▸ **Task objective**: Among the records below, find the lines with the word "JSON" and copy them.

▸ **Dataset content**:
────────
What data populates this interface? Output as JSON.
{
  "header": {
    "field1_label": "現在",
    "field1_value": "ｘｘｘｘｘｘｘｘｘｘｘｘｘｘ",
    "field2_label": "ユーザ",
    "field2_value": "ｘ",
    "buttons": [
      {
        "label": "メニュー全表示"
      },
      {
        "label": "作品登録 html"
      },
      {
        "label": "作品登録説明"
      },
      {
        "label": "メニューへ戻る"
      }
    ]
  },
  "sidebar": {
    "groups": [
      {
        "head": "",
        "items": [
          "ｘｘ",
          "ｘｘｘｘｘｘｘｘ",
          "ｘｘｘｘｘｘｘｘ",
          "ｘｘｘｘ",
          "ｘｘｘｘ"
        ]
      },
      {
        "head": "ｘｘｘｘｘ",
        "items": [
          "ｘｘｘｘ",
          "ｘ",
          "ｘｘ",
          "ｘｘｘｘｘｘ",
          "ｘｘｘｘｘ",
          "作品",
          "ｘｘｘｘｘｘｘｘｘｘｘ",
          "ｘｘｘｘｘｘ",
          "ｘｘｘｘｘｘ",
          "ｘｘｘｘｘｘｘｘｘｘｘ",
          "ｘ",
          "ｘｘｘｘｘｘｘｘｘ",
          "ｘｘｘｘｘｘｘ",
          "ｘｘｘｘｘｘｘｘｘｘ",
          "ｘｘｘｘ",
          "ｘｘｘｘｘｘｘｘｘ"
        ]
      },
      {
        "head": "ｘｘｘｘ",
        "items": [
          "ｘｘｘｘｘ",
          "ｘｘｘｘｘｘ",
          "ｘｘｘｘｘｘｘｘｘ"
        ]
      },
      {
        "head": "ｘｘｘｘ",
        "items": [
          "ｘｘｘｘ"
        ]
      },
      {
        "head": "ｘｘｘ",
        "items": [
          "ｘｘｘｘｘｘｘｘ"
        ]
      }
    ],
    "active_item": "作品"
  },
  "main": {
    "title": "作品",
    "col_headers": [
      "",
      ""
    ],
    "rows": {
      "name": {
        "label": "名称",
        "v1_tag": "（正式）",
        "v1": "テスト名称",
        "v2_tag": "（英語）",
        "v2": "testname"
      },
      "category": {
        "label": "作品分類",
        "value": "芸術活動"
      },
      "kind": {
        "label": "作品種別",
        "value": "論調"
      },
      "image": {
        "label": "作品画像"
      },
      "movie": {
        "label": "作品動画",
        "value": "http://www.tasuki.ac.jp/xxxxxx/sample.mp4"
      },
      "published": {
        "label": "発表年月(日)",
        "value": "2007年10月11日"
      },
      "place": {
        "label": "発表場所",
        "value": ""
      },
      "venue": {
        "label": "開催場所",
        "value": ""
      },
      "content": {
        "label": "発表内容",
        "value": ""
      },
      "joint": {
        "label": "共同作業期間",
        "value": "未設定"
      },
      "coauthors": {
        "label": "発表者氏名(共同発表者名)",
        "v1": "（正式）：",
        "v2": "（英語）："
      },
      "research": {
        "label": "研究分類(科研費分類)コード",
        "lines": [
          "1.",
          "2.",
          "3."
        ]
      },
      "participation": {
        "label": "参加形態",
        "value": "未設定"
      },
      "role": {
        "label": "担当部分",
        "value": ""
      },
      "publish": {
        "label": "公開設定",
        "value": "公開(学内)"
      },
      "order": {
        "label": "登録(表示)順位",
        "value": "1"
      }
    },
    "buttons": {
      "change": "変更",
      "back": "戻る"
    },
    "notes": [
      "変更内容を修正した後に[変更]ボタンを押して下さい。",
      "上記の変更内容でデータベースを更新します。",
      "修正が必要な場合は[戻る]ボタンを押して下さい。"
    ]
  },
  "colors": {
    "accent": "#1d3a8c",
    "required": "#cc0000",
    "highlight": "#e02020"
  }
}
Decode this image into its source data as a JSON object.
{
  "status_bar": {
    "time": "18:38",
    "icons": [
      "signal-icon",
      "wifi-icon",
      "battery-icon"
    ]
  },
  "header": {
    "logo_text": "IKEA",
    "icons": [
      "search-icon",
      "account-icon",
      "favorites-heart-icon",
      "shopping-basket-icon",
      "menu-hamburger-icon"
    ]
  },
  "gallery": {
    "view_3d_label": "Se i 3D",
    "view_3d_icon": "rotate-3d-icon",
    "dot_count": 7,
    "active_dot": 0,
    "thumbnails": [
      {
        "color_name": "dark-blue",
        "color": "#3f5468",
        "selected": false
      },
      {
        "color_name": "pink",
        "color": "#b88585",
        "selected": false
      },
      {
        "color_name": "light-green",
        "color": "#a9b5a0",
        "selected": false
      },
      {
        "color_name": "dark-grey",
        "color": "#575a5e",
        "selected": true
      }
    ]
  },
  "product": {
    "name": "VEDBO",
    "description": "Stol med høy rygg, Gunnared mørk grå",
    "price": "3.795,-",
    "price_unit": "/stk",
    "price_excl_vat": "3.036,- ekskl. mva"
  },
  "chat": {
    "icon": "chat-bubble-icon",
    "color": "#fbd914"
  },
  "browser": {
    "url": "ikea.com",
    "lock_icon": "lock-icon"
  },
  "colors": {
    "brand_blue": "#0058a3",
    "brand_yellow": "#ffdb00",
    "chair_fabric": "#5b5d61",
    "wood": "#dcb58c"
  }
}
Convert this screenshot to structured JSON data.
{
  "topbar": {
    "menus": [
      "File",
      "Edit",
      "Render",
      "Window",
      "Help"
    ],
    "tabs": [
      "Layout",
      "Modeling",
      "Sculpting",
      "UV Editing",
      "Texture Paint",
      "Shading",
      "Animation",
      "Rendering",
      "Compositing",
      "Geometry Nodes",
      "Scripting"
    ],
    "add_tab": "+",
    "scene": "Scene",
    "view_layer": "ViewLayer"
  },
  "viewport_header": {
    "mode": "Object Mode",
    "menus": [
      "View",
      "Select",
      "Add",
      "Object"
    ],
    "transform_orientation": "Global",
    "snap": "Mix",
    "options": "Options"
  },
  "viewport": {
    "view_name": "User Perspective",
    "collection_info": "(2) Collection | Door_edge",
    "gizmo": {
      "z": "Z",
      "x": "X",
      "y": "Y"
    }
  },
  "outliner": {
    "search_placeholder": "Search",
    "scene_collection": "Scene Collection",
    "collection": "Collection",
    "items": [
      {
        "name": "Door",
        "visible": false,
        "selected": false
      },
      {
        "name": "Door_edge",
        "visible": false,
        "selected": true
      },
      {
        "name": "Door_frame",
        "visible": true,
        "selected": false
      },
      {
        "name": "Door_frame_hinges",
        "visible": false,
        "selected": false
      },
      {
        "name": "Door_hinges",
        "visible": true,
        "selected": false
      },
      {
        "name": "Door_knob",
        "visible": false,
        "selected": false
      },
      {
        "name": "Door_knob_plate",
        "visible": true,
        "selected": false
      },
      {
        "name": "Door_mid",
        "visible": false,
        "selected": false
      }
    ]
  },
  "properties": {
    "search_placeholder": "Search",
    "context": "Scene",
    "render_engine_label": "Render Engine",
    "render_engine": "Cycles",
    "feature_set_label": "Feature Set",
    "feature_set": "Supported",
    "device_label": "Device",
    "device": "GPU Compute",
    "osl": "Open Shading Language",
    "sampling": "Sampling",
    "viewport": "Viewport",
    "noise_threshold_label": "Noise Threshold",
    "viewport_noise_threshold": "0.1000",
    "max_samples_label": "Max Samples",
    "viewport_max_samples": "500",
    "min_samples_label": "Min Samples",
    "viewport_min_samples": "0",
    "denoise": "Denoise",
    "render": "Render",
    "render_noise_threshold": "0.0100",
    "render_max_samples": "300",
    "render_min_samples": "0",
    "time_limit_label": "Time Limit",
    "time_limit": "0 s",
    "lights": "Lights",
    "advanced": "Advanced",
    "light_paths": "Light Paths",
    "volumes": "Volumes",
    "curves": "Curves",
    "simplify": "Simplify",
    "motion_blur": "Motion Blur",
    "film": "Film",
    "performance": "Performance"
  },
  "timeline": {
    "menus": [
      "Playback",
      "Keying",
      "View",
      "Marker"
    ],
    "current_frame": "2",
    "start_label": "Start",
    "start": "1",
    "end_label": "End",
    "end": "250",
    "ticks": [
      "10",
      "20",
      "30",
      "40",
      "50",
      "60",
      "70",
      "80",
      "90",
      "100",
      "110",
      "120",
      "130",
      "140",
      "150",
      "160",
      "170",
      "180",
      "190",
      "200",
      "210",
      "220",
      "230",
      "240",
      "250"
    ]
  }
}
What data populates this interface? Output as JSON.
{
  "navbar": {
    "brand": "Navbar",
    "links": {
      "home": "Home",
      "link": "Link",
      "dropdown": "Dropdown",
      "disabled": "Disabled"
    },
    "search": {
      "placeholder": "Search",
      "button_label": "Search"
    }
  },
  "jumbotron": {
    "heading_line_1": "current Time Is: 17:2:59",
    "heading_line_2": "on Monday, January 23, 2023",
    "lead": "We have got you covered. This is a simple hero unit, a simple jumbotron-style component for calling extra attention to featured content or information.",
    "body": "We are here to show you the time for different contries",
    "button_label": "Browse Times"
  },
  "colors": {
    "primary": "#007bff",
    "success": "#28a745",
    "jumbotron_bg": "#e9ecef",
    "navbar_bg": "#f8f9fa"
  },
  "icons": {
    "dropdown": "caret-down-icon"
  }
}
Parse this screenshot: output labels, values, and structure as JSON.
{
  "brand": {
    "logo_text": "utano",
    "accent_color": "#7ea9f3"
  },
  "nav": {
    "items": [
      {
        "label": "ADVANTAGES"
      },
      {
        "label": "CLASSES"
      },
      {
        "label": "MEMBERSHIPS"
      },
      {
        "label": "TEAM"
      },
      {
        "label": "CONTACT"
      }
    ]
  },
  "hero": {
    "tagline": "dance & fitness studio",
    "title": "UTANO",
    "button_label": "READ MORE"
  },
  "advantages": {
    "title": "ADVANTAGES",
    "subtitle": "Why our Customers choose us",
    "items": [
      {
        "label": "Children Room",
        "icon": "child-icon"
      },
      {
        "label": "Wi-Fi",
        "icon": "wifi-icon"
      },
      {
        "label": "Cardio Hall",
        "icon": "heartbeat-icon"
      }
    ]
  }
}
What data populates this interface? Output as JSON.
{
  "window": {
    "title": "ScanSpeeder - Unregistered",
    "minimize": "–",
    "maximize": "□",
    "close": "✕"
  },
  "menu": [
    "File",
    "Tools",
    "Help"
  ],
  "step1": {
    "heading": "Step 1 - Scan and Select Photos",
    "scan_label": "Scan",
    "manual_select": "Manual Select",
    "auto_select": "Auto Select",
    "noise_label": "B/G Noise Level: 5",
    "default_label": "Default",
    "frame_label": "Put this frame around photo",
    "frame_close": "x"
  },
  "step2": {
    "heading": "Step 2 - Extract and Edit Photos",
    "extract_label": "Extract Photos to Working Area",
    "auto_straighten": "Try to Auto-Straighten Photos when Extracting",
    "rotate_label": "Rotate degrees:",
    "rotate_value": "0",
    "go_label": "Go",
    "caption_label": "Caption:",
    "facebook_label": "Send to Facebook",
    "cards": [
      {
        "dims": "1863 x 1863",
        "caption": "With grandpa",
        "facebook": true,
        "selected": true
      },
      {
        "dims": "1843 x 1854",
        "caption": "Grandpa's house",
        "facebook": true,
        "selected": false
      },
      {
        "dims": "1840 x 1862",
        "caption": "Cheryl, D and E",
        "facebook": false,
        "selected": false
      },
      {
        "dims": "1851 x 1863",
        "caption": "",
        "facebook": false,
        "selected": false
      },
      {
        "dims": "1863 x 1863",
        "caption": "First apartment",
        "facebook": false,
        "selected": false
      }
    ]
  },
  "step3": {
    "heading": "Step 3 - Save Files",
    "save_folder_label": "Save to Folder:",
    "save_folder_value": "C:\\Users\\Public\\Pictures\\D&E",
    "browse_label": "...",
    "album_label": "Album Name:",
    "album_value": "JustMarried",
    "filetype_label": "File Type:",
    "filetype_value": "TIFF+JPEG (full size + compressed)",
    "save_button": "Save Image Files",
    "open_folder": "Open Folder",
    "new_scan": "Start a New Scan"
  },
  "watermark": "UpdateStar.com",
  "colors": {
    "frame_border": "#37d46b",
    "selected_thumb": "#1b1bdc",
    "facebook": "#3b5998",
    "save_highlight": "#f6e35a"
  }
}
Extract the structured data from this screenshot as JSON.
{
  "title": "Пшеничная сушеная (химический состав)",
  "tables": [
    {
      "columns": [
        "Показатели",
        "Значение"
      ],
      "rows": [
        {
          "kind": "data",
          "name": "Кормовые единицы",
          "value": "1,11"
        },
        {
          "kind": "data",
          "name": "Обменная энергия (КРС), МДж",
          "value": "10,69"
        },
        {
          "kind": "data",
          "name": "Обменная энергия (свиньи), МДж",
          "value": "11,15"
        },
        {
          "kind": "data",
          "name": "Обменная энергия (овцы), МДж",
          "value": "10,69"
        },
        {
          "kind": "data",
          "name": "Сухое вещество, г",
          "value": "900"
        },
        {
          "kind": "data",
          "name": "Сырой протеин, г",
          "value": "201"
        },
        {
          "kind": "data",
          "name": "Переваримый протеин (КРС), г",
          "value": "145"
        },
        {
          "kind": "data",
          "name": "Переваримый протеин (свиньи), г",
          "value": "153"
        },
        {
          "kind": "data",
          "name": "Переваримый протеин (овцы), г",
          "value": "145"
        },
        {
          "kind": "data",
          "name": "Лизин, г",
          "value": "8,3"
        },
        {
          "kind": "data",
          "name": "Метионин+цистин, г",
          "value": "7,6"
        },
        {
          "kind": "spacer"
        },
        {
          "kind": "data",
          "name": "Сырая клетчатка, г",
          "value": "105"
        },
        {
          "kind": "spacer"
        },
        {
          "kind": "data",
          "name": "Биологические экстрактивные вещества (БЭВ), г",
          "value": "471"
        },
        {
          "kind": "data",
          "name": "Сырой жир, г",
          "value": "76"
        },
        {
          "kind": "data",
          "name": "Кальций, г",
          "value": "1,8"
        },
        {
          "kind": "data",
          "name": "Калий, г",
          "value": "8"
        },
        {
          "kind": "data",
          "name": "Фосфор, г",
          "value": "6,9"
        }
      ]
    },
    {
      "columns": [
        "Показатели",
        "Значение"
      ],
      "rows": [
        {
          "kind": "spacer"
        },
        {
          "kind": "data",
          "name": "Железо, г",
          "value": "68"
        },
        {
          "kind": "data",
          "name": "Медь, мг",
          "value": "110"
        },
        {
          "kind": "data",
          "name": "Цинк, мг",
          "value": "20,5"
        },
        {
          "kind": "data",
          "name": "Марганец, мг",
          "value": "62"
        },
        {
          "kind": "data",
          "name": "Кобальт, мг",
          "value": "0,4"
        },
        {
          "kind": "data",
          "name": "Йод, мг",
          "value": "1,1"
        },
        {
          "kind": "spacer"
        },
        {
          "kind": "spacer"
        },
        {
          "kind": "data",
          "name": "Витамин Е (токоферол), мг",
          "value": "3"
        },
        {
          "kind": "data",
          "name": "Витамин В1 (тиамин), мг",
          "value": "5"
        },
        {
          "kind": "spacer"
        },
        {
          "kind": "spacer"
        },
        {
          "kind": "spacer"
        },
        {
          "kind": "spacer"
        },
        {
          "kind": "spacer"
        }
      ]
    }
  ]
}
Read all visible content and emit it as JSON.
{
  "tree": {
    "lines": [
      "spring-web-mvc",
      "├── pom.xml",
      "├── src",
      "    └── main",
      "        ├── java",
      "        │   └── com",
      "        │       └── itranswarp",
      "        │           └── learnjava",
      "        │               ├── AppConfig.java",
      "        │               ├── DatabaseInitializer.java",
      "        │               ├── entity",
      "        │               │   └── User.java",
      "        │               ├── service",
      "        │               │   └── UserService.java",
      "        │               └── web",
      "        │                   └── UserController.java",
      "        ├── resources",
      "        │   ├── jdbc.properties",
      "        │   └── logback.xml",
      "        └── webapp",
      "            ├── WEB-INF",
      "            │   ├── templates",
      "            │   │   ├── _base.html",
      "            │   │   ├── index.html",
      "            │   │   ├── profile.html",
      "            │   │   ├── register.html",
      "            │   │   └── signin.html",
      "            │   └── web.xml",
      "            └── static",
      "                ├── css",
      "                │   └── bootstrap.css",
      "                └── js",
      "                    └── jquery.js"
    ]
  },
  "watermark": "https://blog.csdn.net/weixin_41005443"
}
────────
▸ **Task response**:
What data populates this interface? Output as JSON.
Decode this image into its source data as a JSON object.
Convert this screenshot to structured JSON data.
What data populates this interface? Output as JSON.
Parse this screenshot: output labels, values, and structure as JSON.
What data populates this interface? Output as JSON.
Extract the structured data from this screenshot as JSON.
Read all visible content and emit it as JSON.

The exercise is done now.